Cost-utility of celecoxib use in different treatment strategies for osteoarthritis and rheumatoid arthritis from the Quebec healthcare system perspective.J Med Econ. 2009 Sep; 12(3):246-58.JM
To assess the cost-utility of celecoxib in three treatment strategies for arthritis in Quebec, considering both upper gastrointestinal (GI) and cardiovascular (CV) events.
A Markov analytic framework was used to model patients with osteoarthritis and rheumatoid arthritis at low/average and high risk of GI and CV toxicity over 5 years with monthly cycles. Treatment strategies were modelled in line with Canadian clinical practice. In first-line treatment, patients started on celecoxib; second-line, patients started on a non-selective non-steroidal anti-inflammatory drug (NSAID) and switched to celecoxib after a first GI event; third-line, patients started on a non-selective NSAID, added a proton pump inhibitor (PPI) after a first GI event, and switched to celecoxib after a second GI event (while maintaining the PPI). Model inputs were determined through comprehensive literature searches (MEDLINE and EMBASE) from 1995 to 2006. Included studies evaluated GI (dyspepsia, uncomplicated and complicated ulcers, death) and CV (myocardial infarction, stroke, death) events. Drug and procedure costs were derived from Canadian published sources (Can$2005).
Total costs per patient for celecoxib first-, second-, and third-line treatment were Can$4,790, $3,390, and $3,466, and total quality-adjusted life-years (QALY) were 3.251, 3.231, and 3.230, respectively. In all risk categories, celecoxib second-line was less costly and as effective as celecoxib third-line, producing savings to the healthcare system.
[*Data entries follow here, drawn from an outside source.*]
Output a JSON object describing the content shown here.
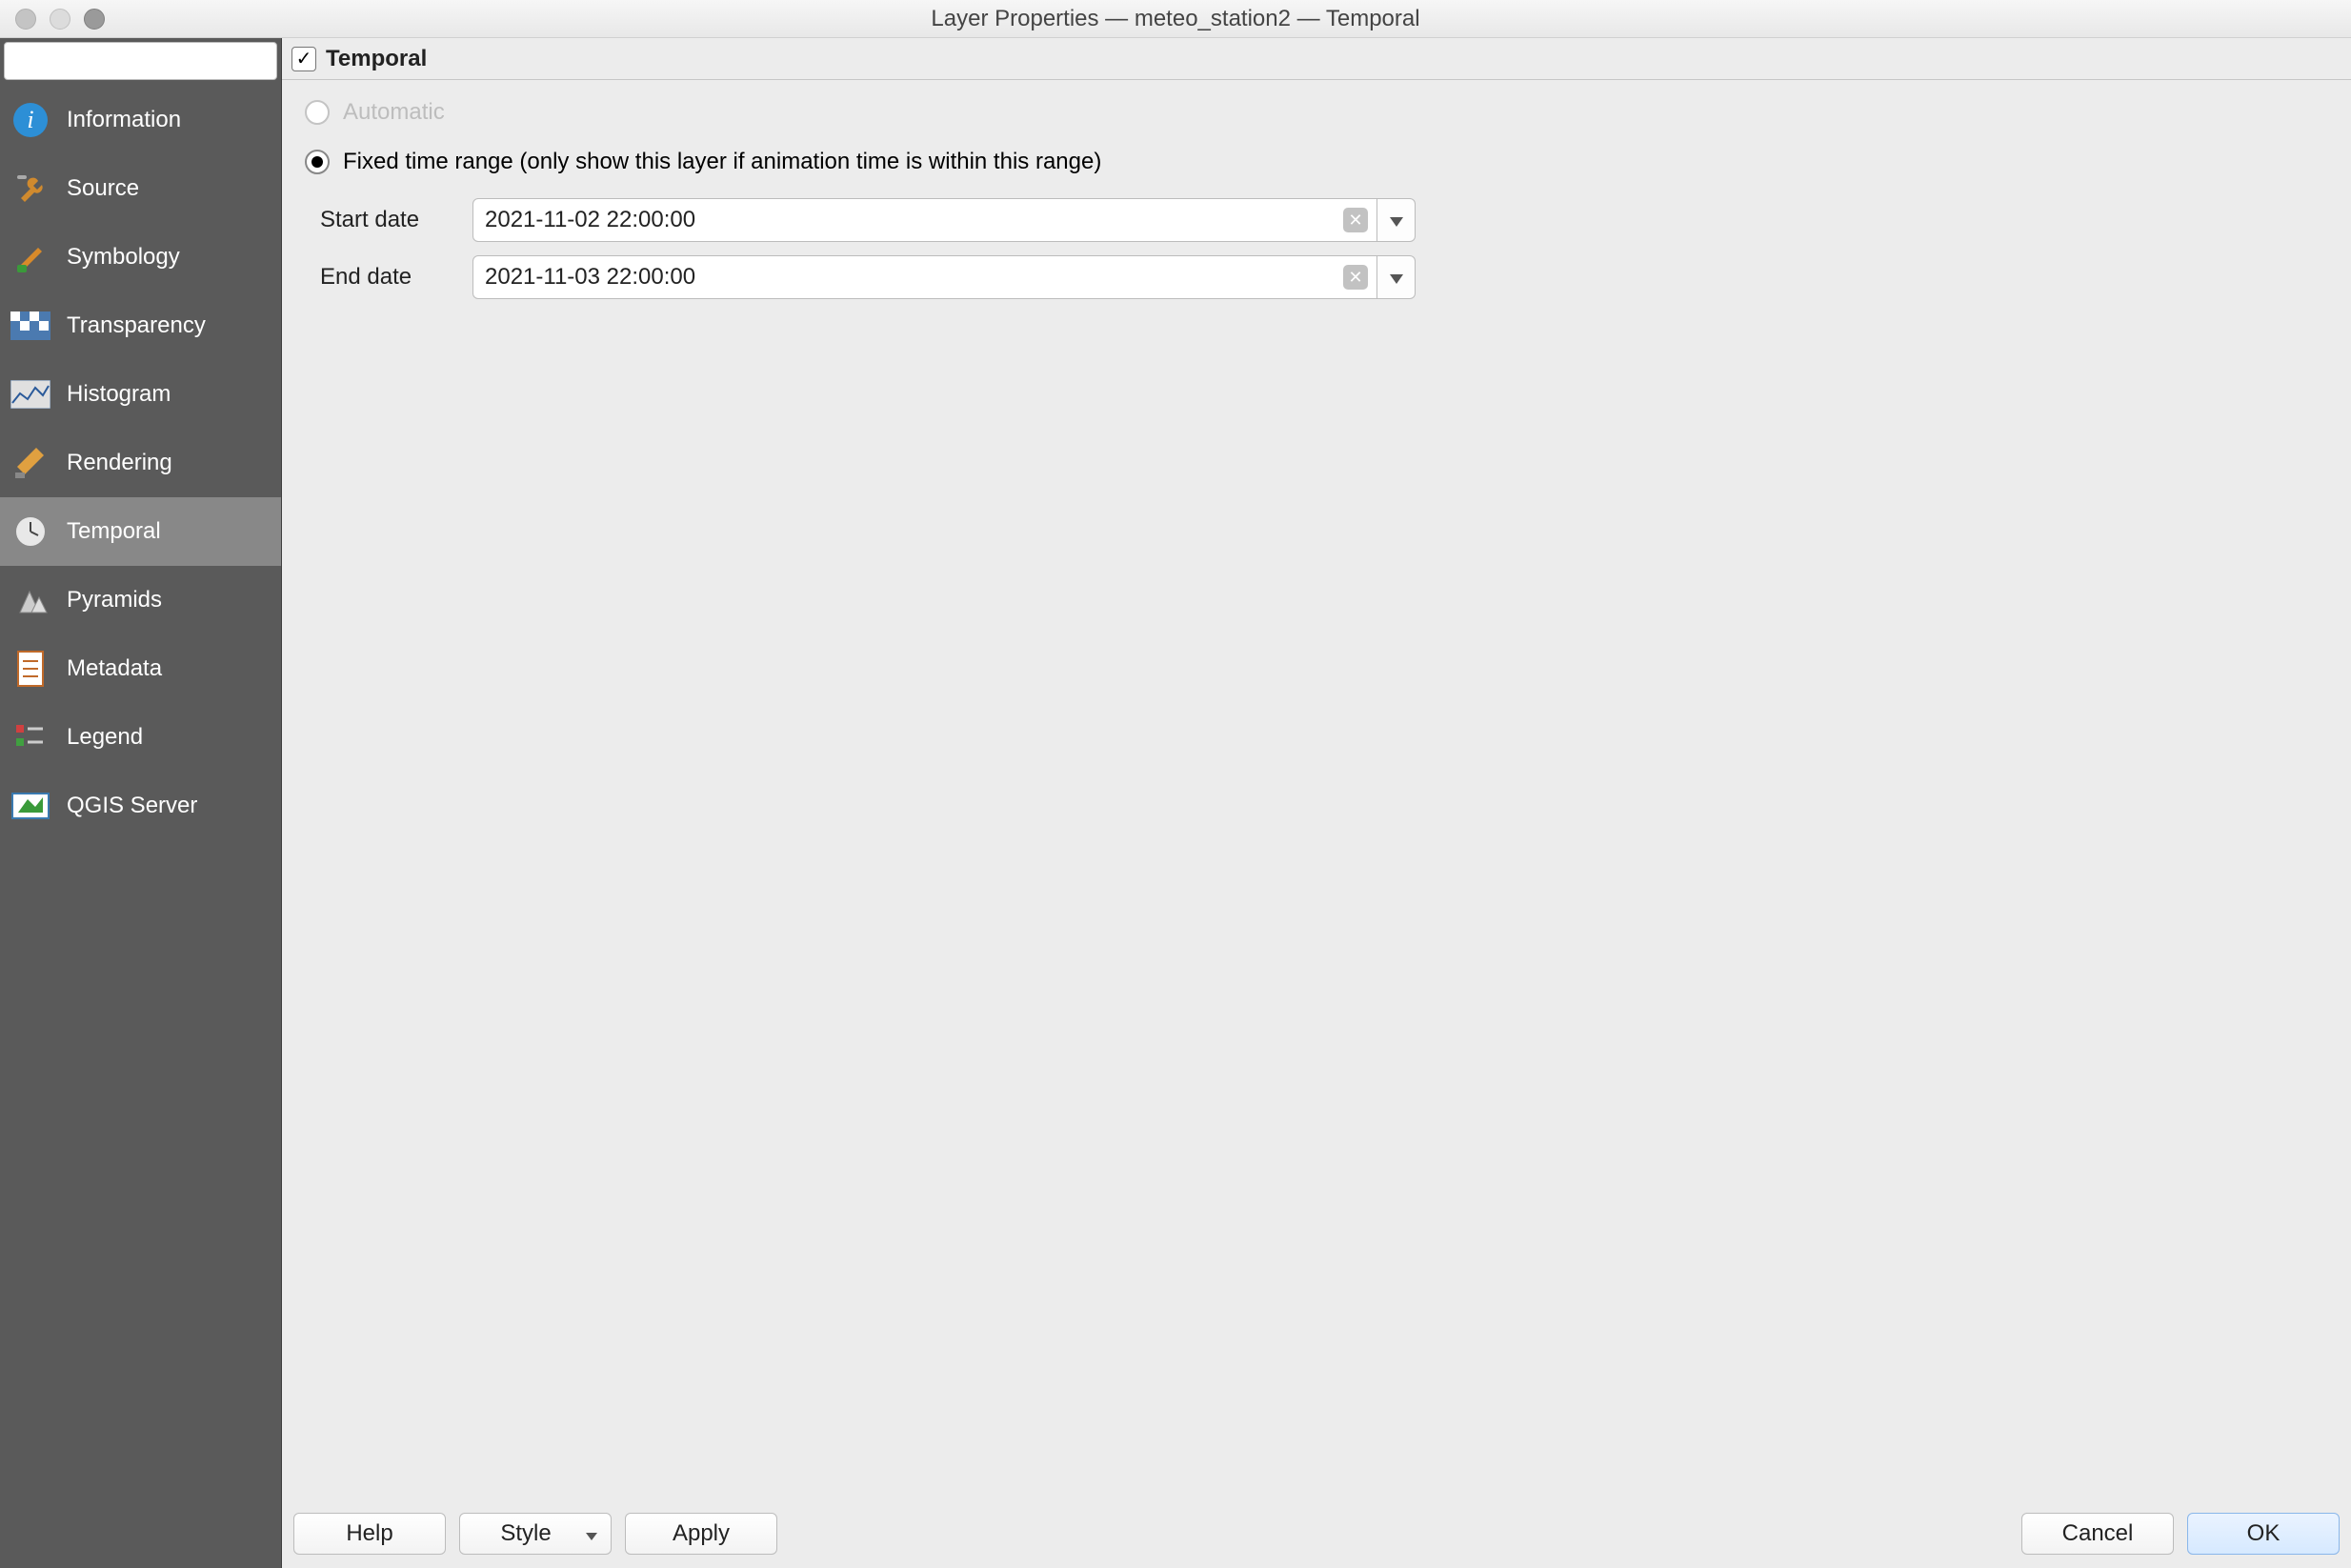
{
  "window": {
    "title": "Layer Properties — meteo_station2 — Temporal"
  },
  "sidebar": {
    "search_placeholder": "",
    "items": [
      {
        "label": "Information"
      },
      {
        "label": "Source"
      },
      {
        "label": "Symbology"
      },
      {
        "label": "Transparency"
      },
      {
        "label": "Histogram"
      },
      {
        "label": "Rendering"
      },
      {
        "label": "Temporal"
      },
      {
        "label": "Pyramids"
      },
      {
        "label": "Metadata"
      },
      {
        "label": "Legend"
      },
      {
        "label": "QGIS Server"
      }
    ]
  },
  "panel": {
    "checkbox_checked_glyph": "✓",
    "title": "Temporal",
    "option_automatic": "Automatic",
    "option_fixed": "Fixed time range (only show this layer if animation time is within this range)",
    "start_label": "Start date",
    "start_value": "2021-11-02 22:00:00",
    "end_label": "End date",
    "end_value": "2021-11-03 22:00:00"
  },
  "footer": {
    "help": "Help",
    "style": "Style",
    "apply": "Apply",
    "cancel": "Cancel",
    "ok": "OK"
  }
}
Although celecoxib first-line generated incremental expenditures versus celecoxib second-line, it was also more effective. The resulting cost-utility ratio for the high-risk population was Can$54,696/QALY. Based on this analytical approach, a treatment strategy where celecoxib is used before the combination of a non-selective NSAID plus a PPI possesses cost advantages for the Quebec provincial drug programme. One-way sensitivity analysis (varying GI and CV event rates, utilities, and cost) generally showed second-line treatment with celecoxib as the dominant strategy compared with third-line treatment with celecoxib.
Although effectiveness of second- and third-line celecoxib use is similar, total cost is lower for second-line. These results suggest that the use of celecoxib before the combination of a non-selective NSAID plus a PPI is relatively cost-effective in the treatment of arthritis pain and support the full benefit listing of celecoxib in Quebec's drug programme.